#### To do:
What's wanted is each entry repeated verbatim, minus its images.

#### Given information:

■ ■ ■ ■

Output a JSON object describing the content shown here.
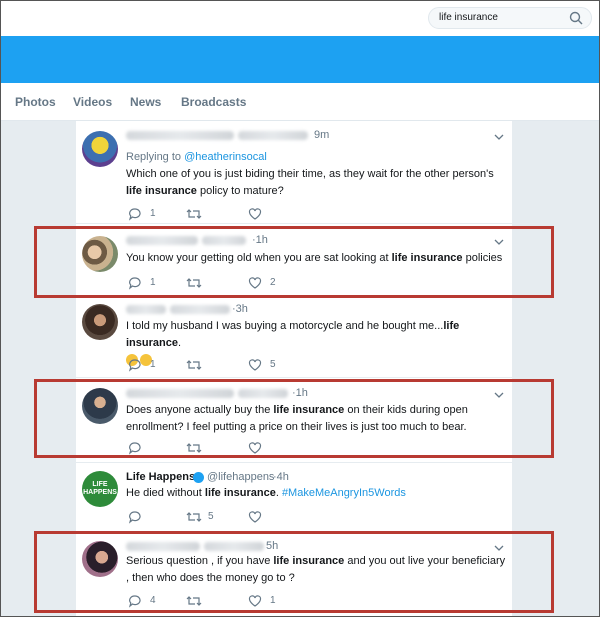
{
  "search": {
    "query": "life insurance"
  },
  "tabs": [
    "Photos",
    "Videos",
    "News",
    "Broadcasts"
  ],
  "tweets": [
    {
      "time": "9m",
      "reply_prefix": "Replying to ",
      "reply_handle": "@heatherinsocal",
      "text_a": "Which one of you is just biding their time, as they wait for the other person's ",
      "text_b": "life insurance",
      "text_c": " policy to mature?",
      "replies": "1",
      "retweets": "",
      "likes": ""
    },
    {
      "time": "·1h",
      "text_a": "You know your getting old when you are sat looking at ",
      "text_b": "life insurance",
      "text_c": " policies",
      "replies": "1",
      "retweets": "",
      "likes": "2"
    },
    {
      "time": "·3h",
      "text_a": "I told my husband I was buying a motorcycle and he bought me...",
      "text_b": "life insurance",
      "text_c": ".",
      "replies": "1",
      "retweets": "",
      "likes": "5"
    },
    {
      "time": "·1h",
      "text_a": "Does anyone actually buy the ",
      "text_b": "life insurance",
      "text_c": " on their kids during open enrollment? I feel putting a price on their lives is just too much to bear.",
      "replies": "",
      "retweets": "",
      "likes": ""
    },
    {
      "name": "Life Happens",
      "handle": "@lifehappens",
      "time": "·4h",
      "logo_line1": "LIFE",
      "logo_line2": "HAPPENS",
      "text_a": "He died without ",
      "text_b": "life insurance",
      "text_c": ". ",
      "hashtag": "#MakeMeAngryIn5Words",
      "replies": "",
      "retweets": "5",
      "likes": ""
    },
    {
      "time": "5h",
      "text_a": "Serious question , if you have ",
      "text_b": "life insurance",
      "text_c": " and you out live your beneficiary , then who does the money go to ?",
      "replies": "4",
      "retweets": "",
      "likes": "1"
    }
  ],
  "colors": {
    "highlight": "#b83a32",
    "twitter_blue": "#1da1f2"
  }
}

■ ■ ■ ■

#### Response below:
Output a JSON object describing the content shown here.
{
  "search": {
    "query": "life insurance"
  },
  "tabs": [
    "Photos",
    "Videos",
    "News",
    "Broadcasts"
  ],
  "tweets": [
    {
      "time": "9m",
      "reply_prefix": "Replying to ",
      "reply_handle": "@heatherinsocal",
      "text_a": "Which one of you is just biding their time, as they wait for the other person's ",
      "text_b": "life insurance",
      "text_c": " policy to mature?",
      "replies": "1",
      "retweets": "",
      "likes": ""
    },
    {
      "time": "·1h",
      "text_a": "You know your getting old when you are sat looking at ",
      "text_b": "life insurance",
      "text_c": " policies",
      "replies": "1",
      "retweets": "",
      "likes": "2"
    },
    {
      "time": "·3h",
      "text_a": "I told my husband I was buying a motorcycle and he bought me...",
      "text_b": "life insurance",
      "text_c": ".",
      "replies": "1",
      "retweets": "",
      "likes": "5"
    },
    {
      "time": "·1h",
      "text_a": "Does anyone actually buy the ",
      "text_b": "life insurance",
      "text_c": " on their kids during open enrollment? I feel putting a price on their lives is just too much to bear.",
      "replies": "",
      "retweets": "",
      "likes": ""
    },
    {
      "name": "Life Happens",
      "handle": "@lifehappens",
      "time": "·4h",
      "logo_line1": "LIFE",
      "logo_line2": "HAPPENS",
      "text_a": "He died without ",
      "text_b": "life insurance",
      "text_c": ". ",
      "hashtag": "#MakeMeAngryIn5Words",
      "replies": "",
      "retweets": "5",
      "likes": ""
    },
    {
      "time": "5h",
      "text_a": "Serious question , if you have ",
      "text_b": "life insurance",
      "text_c": " and you out live your beneficiary , then who does the money go to ?",
      "replies": "4",
      "retweets": "",
      "likes": "1"
    }
  ],
  "colors": {
    "highlight": "#b83a32",
    "twitter_blue": "#1da1f2"
  }
}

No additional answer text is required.